"We've made mistakes," the Arizona senator said during an interview with New Hampshire Public Radio. "The responsibility is mine. I'm the candidate."
Four days after accepting the resignations of his two top campaign aides, McCain said he didn't do what was necessary to run a productive campaign and spent just as much as he brought in when he should have been saving up to pay for costly television advertisements for the heat of race.
"We didn't use the money in the most effective way," he said.
McCain made the comments in the first-in-the-nation primary state as finger-pointing among his loyalists intensified in Washington over who was to blame for the one-time GOP front-runner's six-month slide and financially fragile condition.
The campaign raised $25 million in the first half of the year, but blew through nearly all of it during the same period. By Sunday, the campaign will report to the Federal Election Commission that it has $2 million cash on hand but more than $1 million in outstanding debt, according to officials. They say McCain could end up having as little as a couple hundred thousand dollars to spend as he tries to revitalize his campaign.
As July began, McCain laid off more than half of his staff and cut salaries of many of those remaining staffers to try to control costs. A week later, campaign manager Terry Nelson and chief strategist John Weaver resigned and several other senior aides loyal to the two followed them out the door. More are expected to leave in the coming days.

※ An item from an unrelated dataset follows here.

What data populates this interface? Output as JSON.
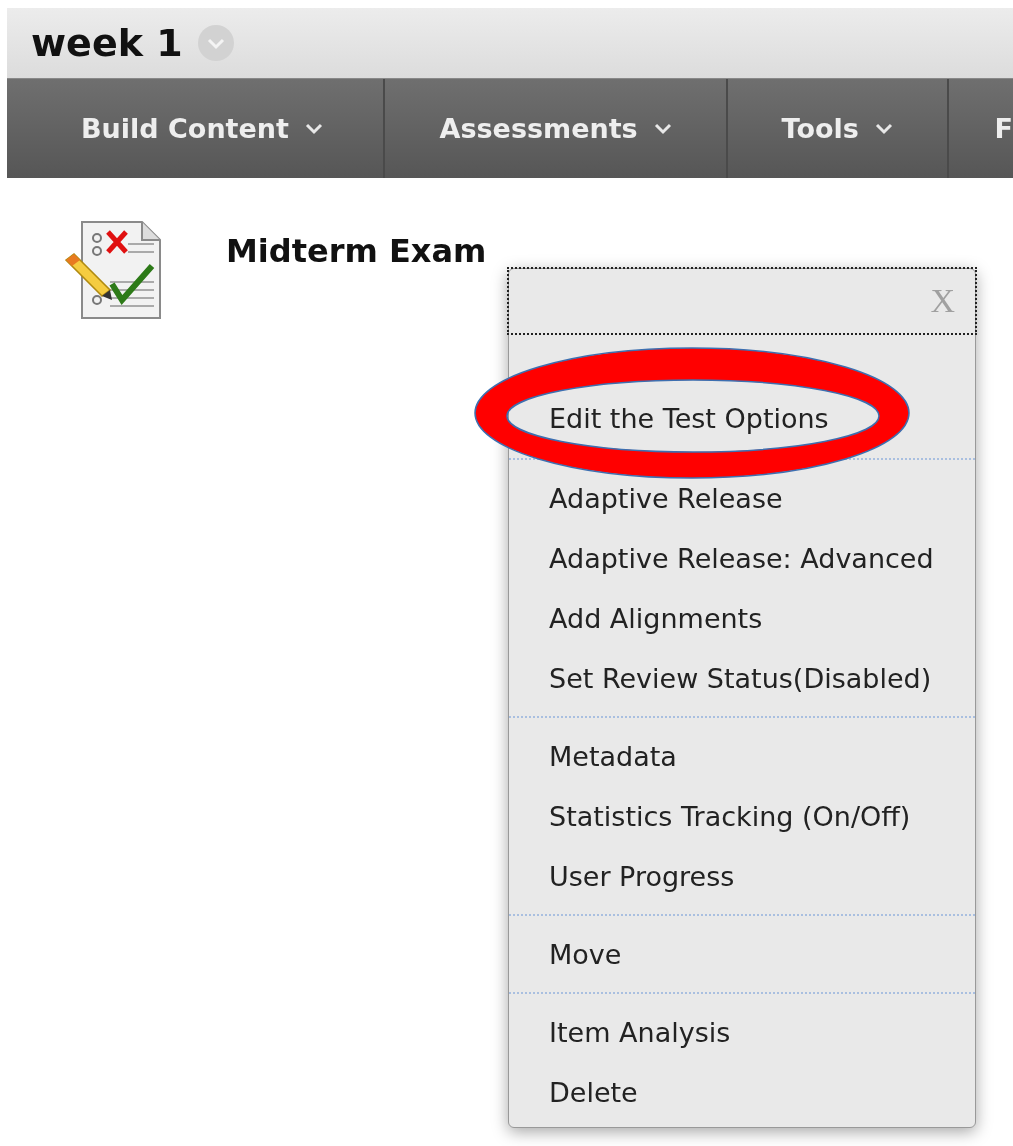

McCain named the chief executive officer, Rick Davis, as his campaign manager as he seeks to right his deeply troubled campaign.
"It's difficult times right now," McCain said but again vowed to press on with his second presidential bid.
Fresh from a visit to Iraq, McCain traveled to New Hampshire to deliver a speech on the war. His 19-year-old son, Jimmy, a Marine expected to head to Iraq soon, was accompanying McCain.
According to speech excerpts, McCain again argues that the country must give President Bush's troop increase strategy a chance to work, and says the military effort is showing signs of progress and there's an opening for political progress.
"If there is to be hope of a sustainable end to the violence that so plagues that country, Iraqi political leaders must seize this opportunity. It will not come around again," he says.
As Democratic front-runner Hillary Rodham Clinton campaigns in the same state, McCain also singles her out and suggests that she is ignoring a terrorist presence in Iraq.
"Defeatism will not buy peace in our time. It will only lead to more bloodshed — and to more American casualties in the future," he says. "If we choose to lose in Iraq, our enemies will hit us harder in Afghanistan hoping to erode our political will and encourage calls in Western capitals for withdrawal and accommodation with our enemy there as well."
He also generally accuses Democratic hopefuls of engaging in "wishful and very dangerous thinking" on the war, saying: "Democratic candidates for president will argue for the course of cutting our losses and withdrawing from the threat in the vain hope it will not follow us here."